Greenpeace Water Patrol blocks Marikina River toxic outflow pipe

Feature story - January 12, 2012
Greenpeace’s Water Patrol sealed off a discharge pipe emanating from the Unilever-RFM compound in Pasig City that has been identified in a report, released today, to be discharging various toxic and persistent organic chemicals. Murky discharge from the pipe directly flows into the Marikina River and onwards to Laguna Lake.


“At the moment, industries wantonly release chemicals into our water and air without regard for effects on people, on communities and their livelihoods, and on the environment.  These companies should be made accountable for the pollutants that they discharge,” said Beau Baconguis, Toxics Campaigner of Greenpeace Southeast Asia.


Four Greenpeace Water Patrol volunteers in Hazmat (hazardous materials) suits installed the metal and concrete blocker to stop the flow of toxic effluents into the river.  A sign was also installed above the pipe reading “Laguna Lake Pollution starts here!”  Copies of the Greenpeace report, “Laguna Lake, The Philippines: Industrial Contamination Hotspots”[1] were then handed to representatives in the compound, asking them to permanently stop the release of pollutants from their facilities into the environment and instead shift their processes toward clean production and zero discharge.

The discharge pipe is one of several from industrial facilities that release wastewater into tributaries of the Laguna Lake that were tested in June 2011.

The report lists the results of sampling at different sites. Eight wastewater, six sediment and two soil samples were taken from discharge pipes of industrial facilities discharging wastewater into tributaries of Laguna Lake.  The selection of the facilities was based on the following criteria:

  • Facility operations were thought to involve the use of toxic chemicals;
  • The facility discharged wastewater directly into Laguna Lake or one of its tributaries;
  • In some cases, the facility had been previously identified by government agencies as a polluting industry and listed in the black or red lists by the Laguna Lake Development Authority or the Department of Environment and Natural Resources.

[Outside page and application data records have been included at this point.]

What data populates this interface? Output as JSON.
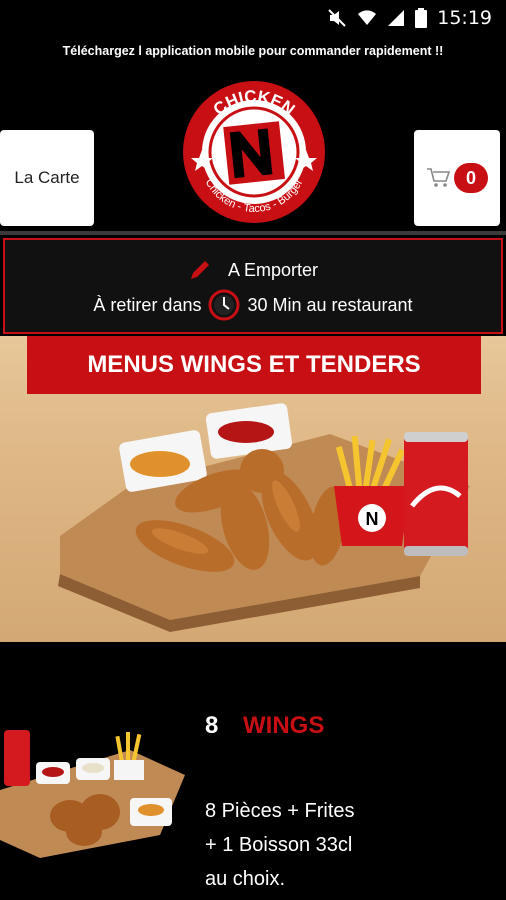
{
  "status_bar": {
    "time": "15:19"
  },
  "promo": {
    "text": "Téléchargez l application mobile pour commander rapidement !!"
  },
  "header": {
    "menu_button_label": "La Carte",
    "cart_count": "0",
    "logo": {
      "top_text": "CHICKEN",
      "letter": "N",
      "bottom_text": "Chicken - Tacos - Burger"
    }
  },
  "order_info": {
    "mode": "A Emporter",
    "pickup_prefix": "À retirer dans",
    "pickup_time": "30 Min au restaurant"
  },
  "hero": {
    "title": "MENUS WINGS ET TENDERS"
  },
  "menu_item": {
    "quantity": "8",
    "name": "WINGS",
    "description": "8 Pièces + Frites\n+ 1 Boisson 33cl\nau choix."
  },
  "colors": {
    "accent": "#c80f14",
    "background": "#000000",
    "wood": "#deb785"
  }
}
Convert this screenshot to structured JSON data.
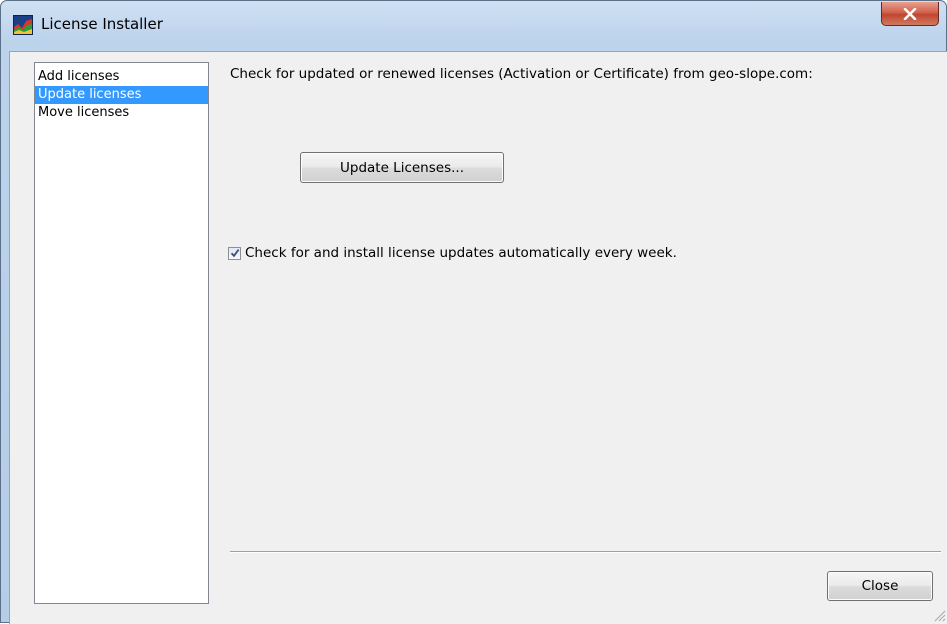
{
  "window": {
    "title": "License Installer",
    "icon": "app-chart-icon",
    "close_icon": "close-icon"
  },
  "nav": {
    "items": [
      {
        "label": "Add licenses",
        "selected": false
      },
      {
        "label": "Update licenses",
        "selected": true
      },
      {
        "label": "Move licenses",
        "selected": false
      }
    ]
  },
  "main": {
    "heading": "Check for updated or renewed licenses (Activation or Certificate) from geo-slope.com:",
    "update_button": "Update Licenses...",
    "auto_update": {
      "label": "Check for and install license updates automatically every week.",
      "checked": true
    }
  },
  "footer": {
    "close_button": "Close"
  },
  "colors": {
    "selection": "#3399ff",
    "close_button_red": "#c14630",
    "frame": "#b6cde7"
  }
}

Of the six facilities sampled, four were identified as point source discharges of various toxic chemicals and persistent organic chemicals. These include Mayer Textile and TNC Chemicals, and Carmelray1 Industrial Park in Calamba, Laguna, as well as certain facilities within the Unilever-RFM compound in Pasig City. [2]

“The report provides a snapshot of the toxic contamination that is happening in Laguna Lake and its tributaries for those who have a right to know – the people who rely on Laguna Lake for their water supply.  The lake is an important freshwater source for several cities and municipalities in Luzon, including parts of Metro Manila.  The public should not be at the mercy of industry, which is why Greenpeace is urging the speedy adoption of a pollution disclosure system, such as the Pollution Release and Transfer Register (PRTR), which institutionalizes the community’s right-to-know about the toxic chemicals in their area, and which has proven to drastically reduce pollution in countries where PRTR is being used,” added Baconguis.

Only this week, toxic emissions in Pasay City affected a whole school, and authorities are having a difficult time pinpointing the culprits or the chemicals involved.  A pollution disclosure system would require companies to publicly divulge information on their discharges.  Greenpeace strongly believes that if this system was implemented in the Philippines it would make communities better prepared, authorities would have more information to act upon, and industries would be motivated to move toward clean production processes by phasing out their use of toxic chemicals.

  1. “Laguna Lake, The Philippines: Industrial Contamination Hotspots”; Iryna Labunska, Kevin Brigden and Paul Johnston; July 2011.  The report may be downloaded from:
  2. Mayer Textile has since closed down when visited by Greenpeace Water Patrol recently; Discharges from two other facilities tested, those of Philippine Industrial Sealants and Litton Mills, appeared to be somewhat less contaminated at the time of sampling.